▶ Website and app data records:
——
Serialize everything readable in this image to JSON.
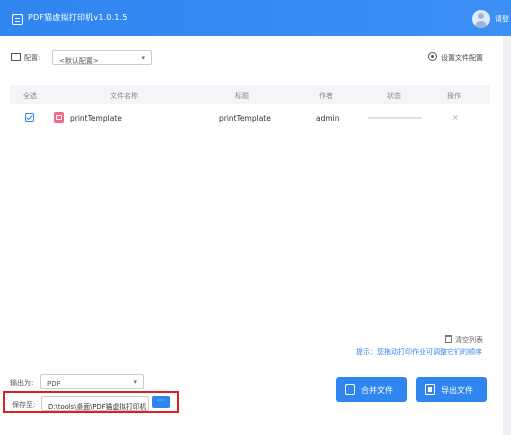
{
  "titlebar": {
    "app_title": "PDF猫虚拟打印机v1.0.1.5",
    "login": "请登",
    "color": "#2f86ef"
  },
  "config": {
    "label": "配置:",
    "selected": "<默认配置>",
    "settings_link": "设置文件配置"
  },
  "table": {
    "headers": {
      "select_all": "全选",
      "file_name": "文件名称",
      "title": "标题",
      "author": "作者",
      "status": "状态",
      "action": "操作"
    },
    "rows": [
      {
        "checked": true,
        "file_name": "printTemplate",
        "title": "printTemplate",
        "author": "admin",
        "progress": 0,
        "action": "×"
      }
    ]
  },
  "footer": {
    "clear_list": "清空列表",
    "hint": "提示：您拖动打印作业可调整它们的顺序",
    "output_label": "输出为:",
    "output_format": "PDF",
    "save_label": "保存至:",
    "save_path": "D:\\tools\\桌面\\PDF猫虚拟打印机",
    "browse": "···",
    "merge_button": "合并文件",
    "export_button": "导出文件"
  },
  "icons": [
    "app-icon",
    "avatar-icon",
    "config-icon",
    "gear-icon",
    "pdf-file-icon",
    "trash-icon",
    "merge-icon",
    "export-icon"
  ]
}
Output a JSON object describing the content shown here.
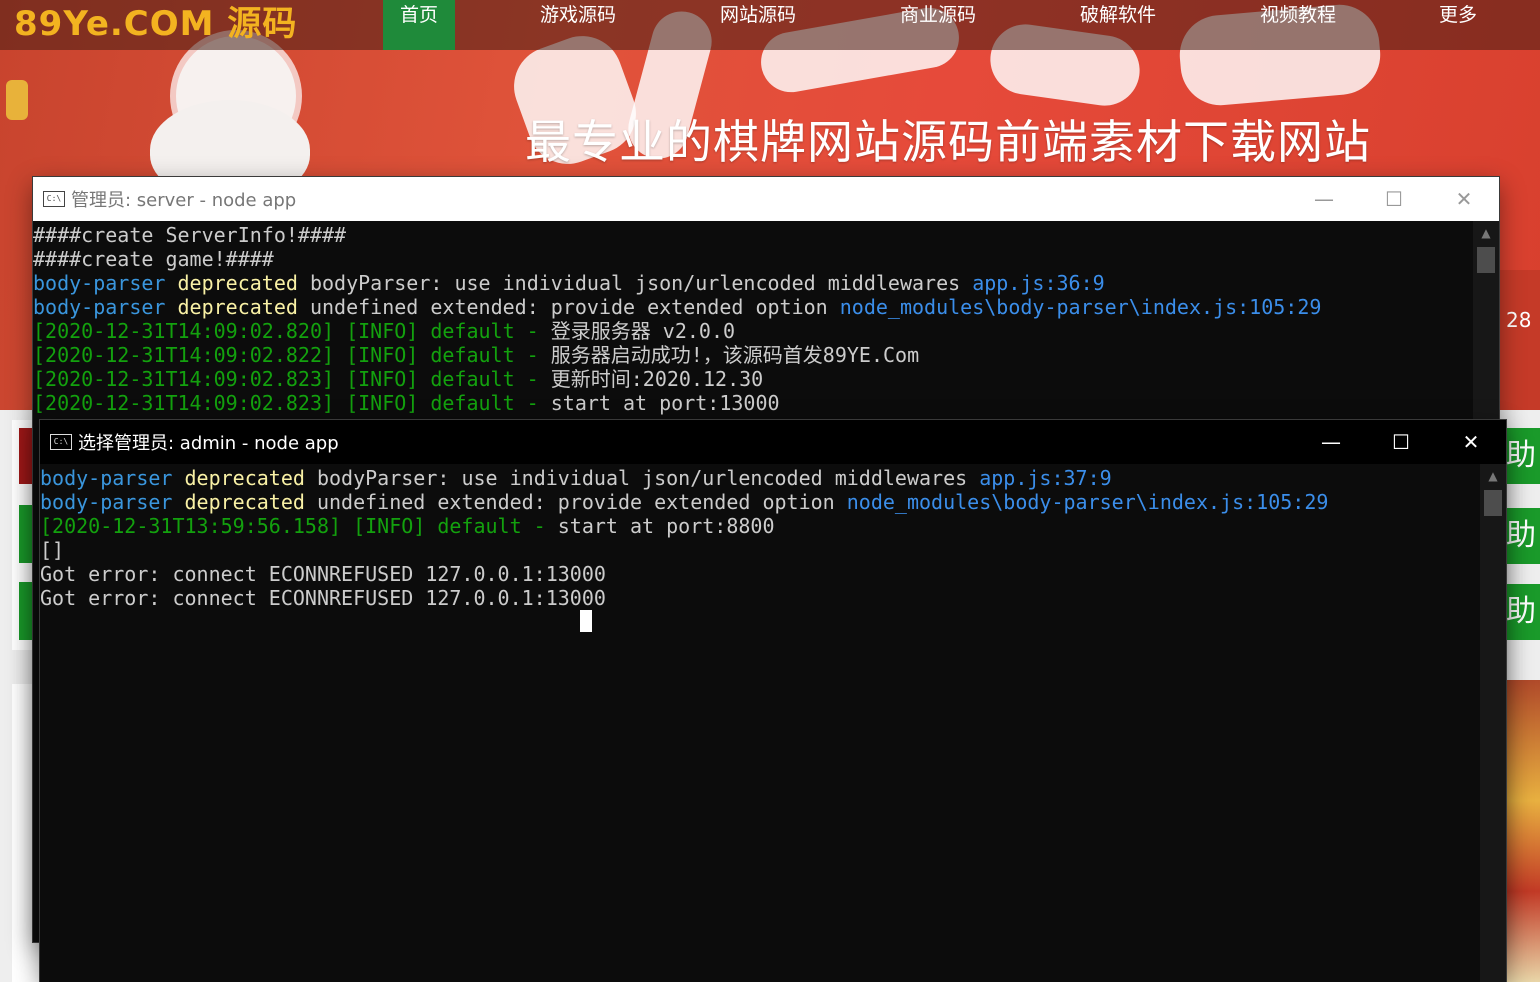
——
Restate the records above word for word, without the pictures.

Serialize everything readable in this image to JSON.
{
  "titlebar": {
    "app_title": "PDF猫虚拟打印机v1.0.1.5",
    "login": "请登",
    "color": "#2f86ef"
  },
  "config": {
    "label": "配置:",
    "selected": "<默认配置>",
    "settings_link": "设置文件配置"
  },
  "table": {
    "headers": {
      "select_all": "全选",
      "file_name": "文件名称",
      "title": "标题",
      "author": "作者",
      "status": "状态",
      "action": "操作"
    },
    "rows": [
      {
        "checked": true,
        "file_name": "printTemplate",
        "title": "printTemplate",
        "author": "admin",
        "progress": 0,
        "action": "×"
      }
    ]
  },
  "footer": {
    "clear_list": "清空列表",
    "hint": "提示：您拖动打印作业可调整它们的顺序",
    "output_label": "输出为:",
    "output_format": "PDF",
    "save_label": "保存至:",
    "save_path": "D:\\tools\\桌面\\PDF猫虚拟打印机",
    "browse": "···",
    "merge_button": "合并文件",
    "export_button": "导出文件"
  },
  "icons": [
    "app-icon",
    "avatar-icon",
    "config-icon",
    "gear-icon",
    "pdf-file-icon",
    "trash-icon",
    "merge-icon",
    "export-icon"
  ]
}
Output a JSON object describing the content shown here.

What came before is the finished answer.